--- Source data Enclosed Below ---

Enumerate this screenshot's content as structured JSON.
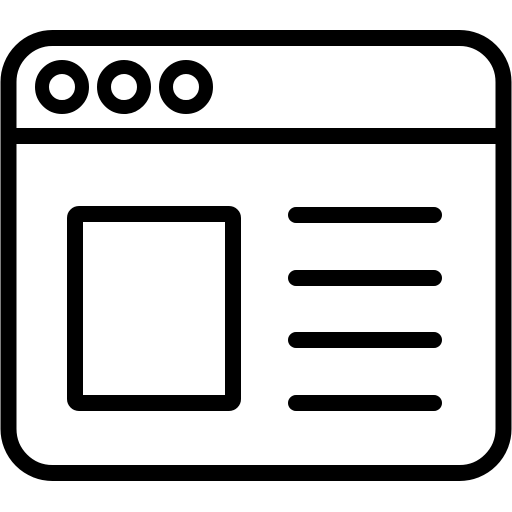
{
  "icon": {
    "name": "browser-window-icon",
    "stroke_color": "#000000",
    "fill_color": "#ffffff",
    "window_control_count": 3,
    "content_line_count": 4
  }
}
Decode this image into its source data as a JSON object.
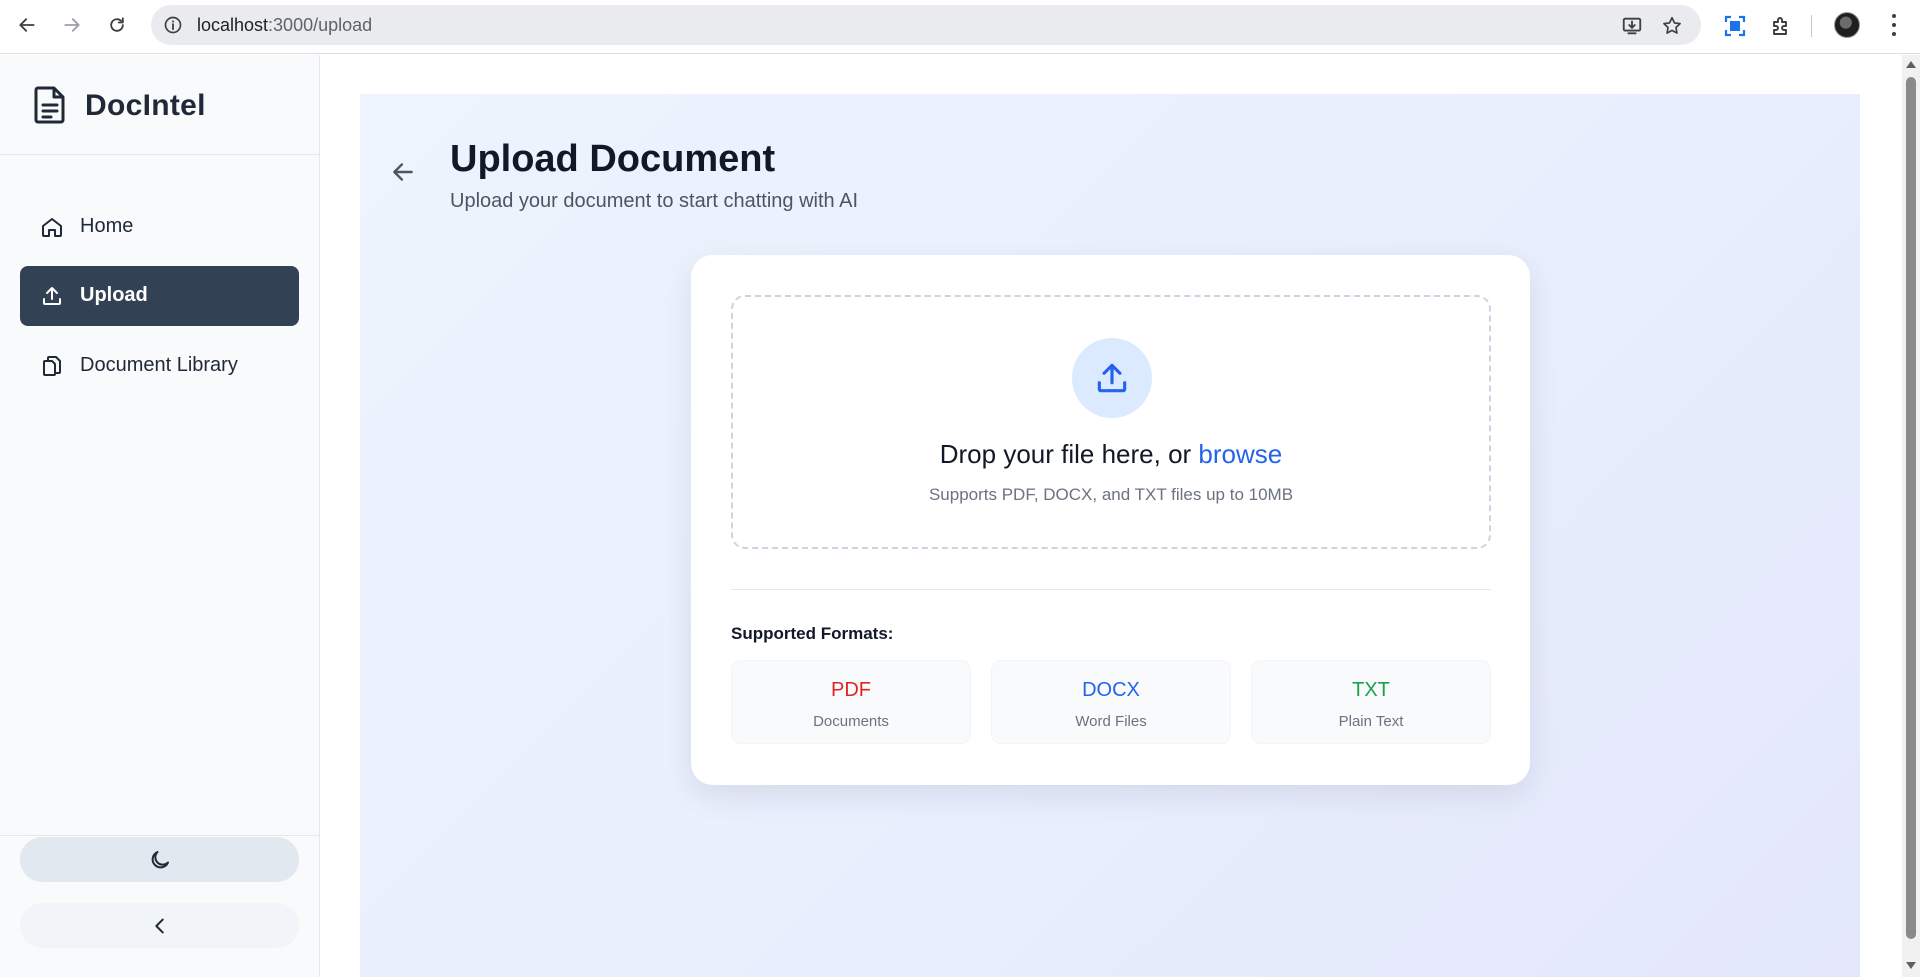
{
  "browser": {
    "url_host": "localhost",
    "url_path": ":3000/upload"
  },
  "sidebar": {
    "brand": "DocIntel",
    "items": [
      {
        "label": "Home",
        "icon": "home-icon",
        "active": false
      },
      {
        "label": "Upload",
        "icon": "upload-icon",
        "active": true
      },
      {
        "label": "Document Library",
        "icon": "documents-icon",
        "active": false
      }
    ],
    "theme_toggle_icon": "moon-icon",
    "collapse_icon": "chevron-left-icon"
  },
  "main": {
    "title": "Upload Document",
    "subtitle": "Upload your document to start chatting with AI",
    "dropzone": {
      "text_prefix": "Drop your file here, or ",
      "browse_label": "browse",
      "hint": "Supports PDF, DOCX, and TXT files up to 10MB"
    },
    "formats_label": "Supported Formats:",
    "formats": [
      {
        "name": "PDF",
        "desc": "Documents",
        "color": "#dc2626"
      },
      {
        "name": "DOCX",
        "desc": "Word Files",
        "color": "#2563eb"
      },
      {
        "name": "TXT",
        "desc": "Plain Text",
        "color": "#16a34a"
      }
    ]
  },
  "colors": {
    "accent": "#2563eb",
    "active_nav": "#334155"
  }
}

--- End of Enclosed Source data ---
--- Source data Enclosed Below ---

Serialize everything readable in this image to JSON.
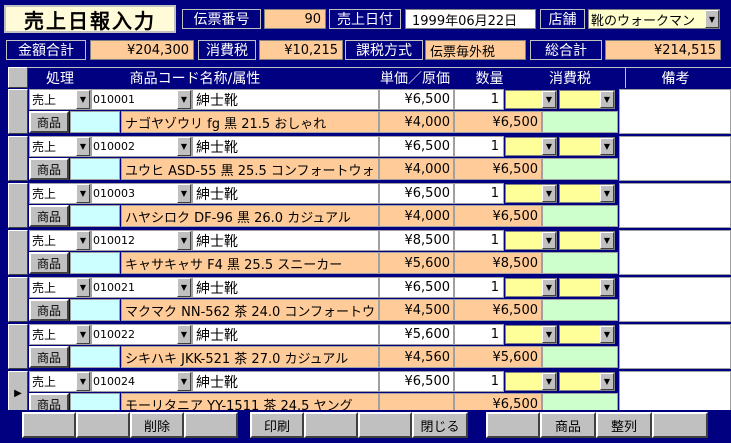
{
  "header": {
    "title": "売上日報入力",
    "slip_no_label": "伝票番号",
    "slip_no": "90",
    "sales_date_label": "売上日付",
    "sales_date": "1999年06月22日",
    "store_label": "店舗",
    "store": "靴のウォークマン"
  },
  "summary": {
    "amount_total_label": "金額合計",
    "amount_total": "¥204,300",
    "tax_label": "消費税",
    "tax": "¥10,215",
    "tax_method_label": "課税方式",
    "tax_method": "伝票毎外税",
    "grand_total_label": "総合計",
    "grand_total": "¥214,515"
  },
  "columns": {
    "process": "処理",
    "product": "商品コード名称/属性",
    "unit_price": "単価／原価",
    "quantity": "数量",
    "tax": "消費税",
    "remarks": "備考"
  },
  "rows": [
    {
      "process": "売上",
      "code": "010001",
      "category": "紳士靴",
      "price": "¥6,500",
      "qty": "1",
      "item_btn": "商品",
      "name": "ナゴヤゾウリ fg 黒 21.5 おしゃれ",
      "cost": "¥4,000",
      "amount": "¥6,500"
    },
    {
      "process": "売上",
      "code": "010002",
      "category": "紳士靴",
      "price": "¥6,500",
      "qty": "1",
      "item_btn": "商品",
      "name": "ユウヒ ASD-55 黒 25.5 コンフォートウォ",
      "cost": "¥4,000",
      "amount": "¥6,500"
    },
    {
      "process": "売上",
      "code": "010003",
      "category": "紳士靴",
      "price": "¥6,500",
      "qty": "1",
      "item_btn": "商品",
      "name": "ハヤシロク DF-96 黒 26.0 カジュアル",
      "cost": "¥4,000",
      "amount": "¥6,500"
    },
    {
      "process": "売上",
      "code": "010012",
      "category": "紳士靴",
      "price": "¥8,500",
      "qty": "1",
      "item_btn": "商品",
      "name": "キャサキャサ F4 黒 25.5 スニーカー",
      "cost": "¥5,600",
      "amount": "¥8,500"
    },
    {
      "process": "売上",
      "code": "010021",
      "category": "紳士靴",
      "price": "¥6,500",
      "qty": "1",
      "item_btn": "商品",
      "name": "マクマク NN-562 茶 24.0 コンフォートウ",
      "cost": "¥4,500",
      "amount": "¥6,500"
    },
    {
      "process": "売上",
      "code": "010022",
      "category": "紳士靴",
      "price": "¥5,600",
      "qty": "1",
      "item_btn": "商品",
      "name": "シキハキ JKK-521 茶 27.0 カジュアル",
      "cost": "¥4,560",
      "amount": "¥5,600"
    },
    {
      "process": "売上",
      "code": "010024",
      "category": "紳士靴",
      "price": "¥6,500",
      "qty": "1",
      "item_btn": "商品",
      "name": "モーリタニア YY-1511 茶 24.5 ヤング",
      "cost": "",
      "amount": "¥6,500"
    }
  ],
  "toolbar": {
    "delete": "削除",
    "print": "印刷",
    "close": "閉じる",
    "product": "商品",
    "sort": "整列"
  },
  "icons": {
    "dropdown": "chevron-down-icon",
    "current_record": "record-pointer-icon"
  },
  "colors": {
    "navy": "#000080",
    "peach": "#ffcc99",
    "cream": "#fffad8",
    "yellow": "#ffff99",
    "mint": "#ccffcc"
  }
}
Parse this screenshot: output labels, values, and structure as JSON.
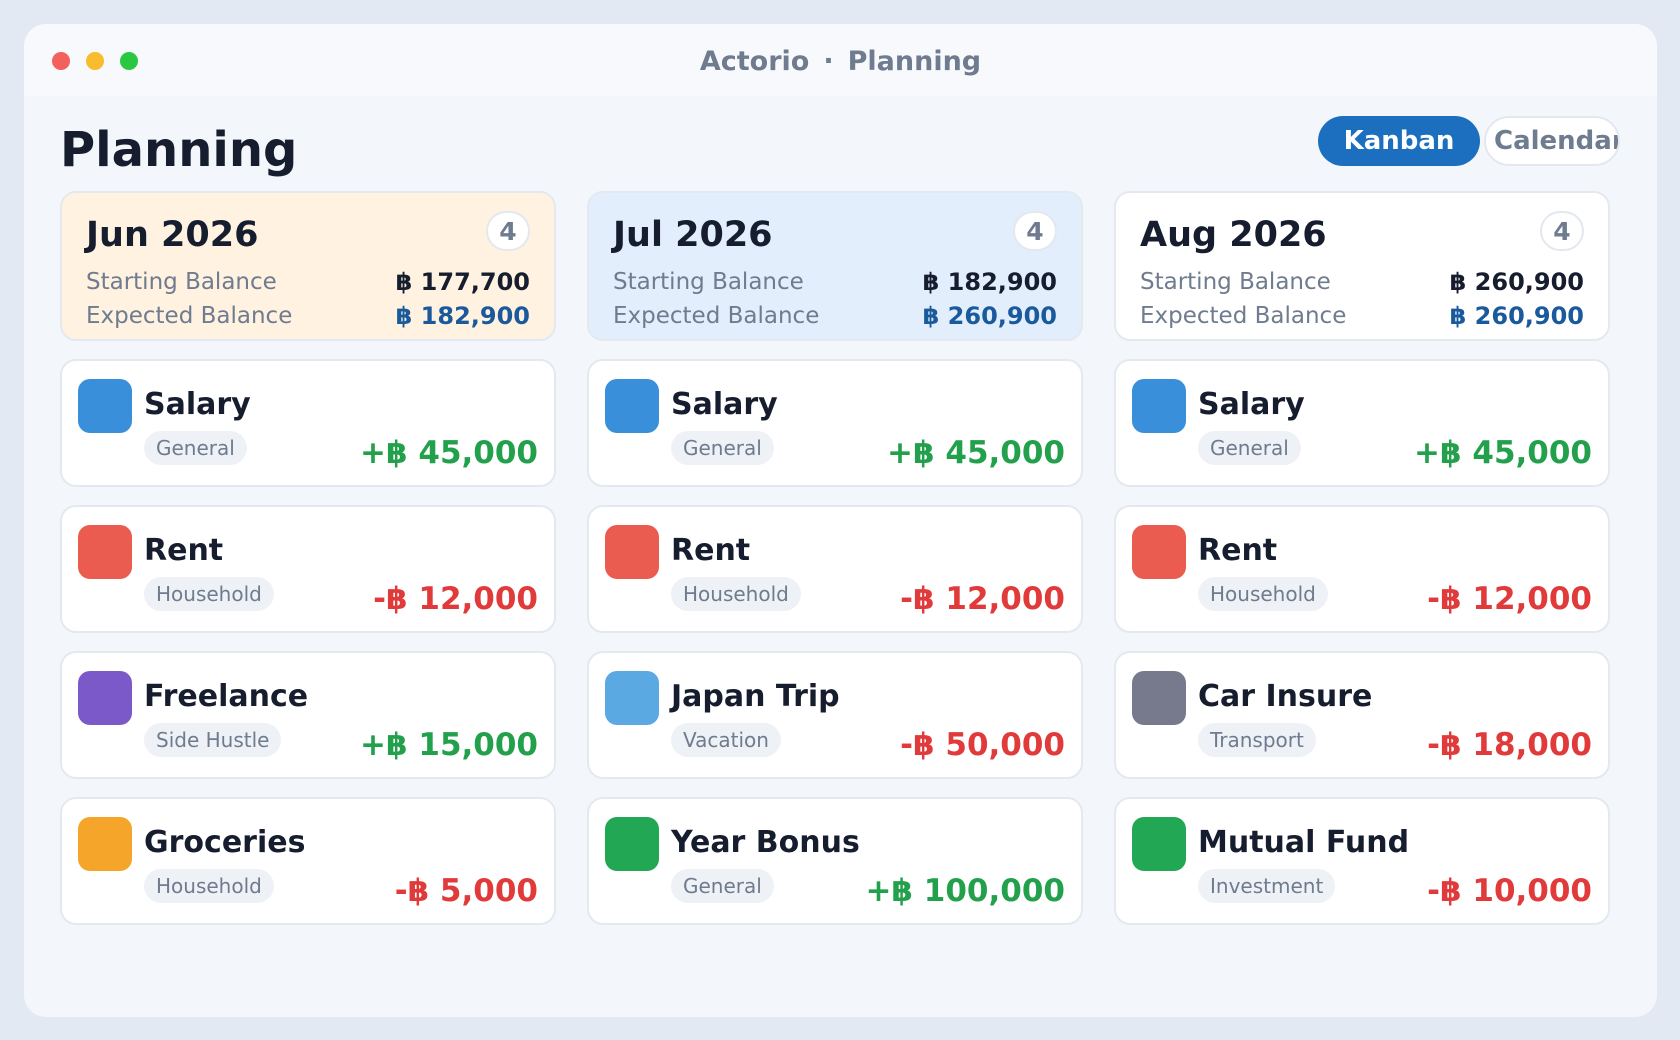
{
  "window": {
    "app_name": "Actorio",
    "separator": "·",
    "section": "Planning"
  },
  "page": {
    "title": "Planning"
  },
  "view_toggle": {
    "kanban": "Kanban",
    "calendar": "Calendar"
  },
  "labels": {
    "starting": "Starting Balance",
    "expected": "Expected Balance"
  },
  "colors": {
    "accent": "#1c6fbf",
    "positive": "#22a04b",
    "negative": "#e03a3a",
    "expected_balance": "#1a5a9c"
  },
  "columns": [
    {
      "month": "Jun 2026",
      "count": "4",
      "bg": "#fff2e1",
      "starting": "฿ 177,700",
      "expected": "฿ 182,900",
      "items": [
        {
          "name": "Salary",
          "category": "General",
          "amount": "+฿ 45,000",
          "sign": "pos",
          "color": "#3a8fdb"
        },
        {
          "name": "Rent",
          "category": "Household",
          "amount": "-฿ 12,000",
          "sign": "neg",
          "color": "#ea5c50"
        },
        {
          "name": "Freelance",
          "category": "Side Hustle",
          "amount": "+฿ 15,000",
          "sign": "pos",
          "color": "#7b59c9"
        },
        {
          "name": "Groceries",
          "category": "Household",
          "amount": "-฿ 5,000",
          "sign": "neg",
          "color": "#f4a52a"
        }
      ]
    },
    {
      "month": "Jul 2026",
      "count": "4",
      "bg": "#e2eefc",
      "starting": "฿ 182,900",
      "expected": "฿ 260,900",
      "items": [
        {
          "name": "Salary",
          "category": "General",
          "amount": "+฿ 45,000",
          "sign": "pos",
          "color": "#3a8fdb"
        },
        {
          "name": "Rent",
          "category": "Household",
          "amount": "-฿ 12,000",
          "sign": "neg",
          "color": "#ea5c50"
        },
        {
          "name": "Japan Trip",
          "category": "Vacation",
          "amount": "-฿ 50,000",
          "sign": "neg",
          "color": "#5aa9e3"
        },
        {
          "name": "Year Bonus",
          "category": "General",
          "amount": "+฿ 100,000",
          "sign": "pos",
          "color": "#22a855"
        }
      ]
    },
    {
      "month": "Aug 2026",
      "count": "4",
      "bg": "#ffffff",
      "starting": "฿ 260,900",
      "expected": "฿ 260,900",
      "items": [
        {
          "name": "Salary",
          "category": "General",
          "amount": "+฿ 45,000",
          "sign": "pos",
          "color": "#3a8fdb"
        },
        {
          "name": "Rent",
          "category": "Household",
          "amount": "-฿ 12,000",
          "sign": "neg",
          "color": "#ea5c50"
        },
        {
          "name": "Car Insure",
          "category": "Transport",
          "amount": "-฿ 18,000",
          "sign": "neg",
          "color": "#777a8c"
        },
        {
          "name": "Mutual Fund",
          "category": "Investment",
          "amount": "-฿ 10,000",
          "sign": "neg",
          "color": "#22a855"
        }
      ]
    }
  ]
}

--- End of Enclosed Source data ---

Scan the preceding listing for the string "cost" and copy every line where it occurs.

> [Response below]
      "cost": "¥4,000",
      "cost": "¥4,000",
      "cost": "¥4,000",
      "cost": "¥5,600",
      "cost": "¥4,500",
      "cost": "¥4,560",
      "cost": "",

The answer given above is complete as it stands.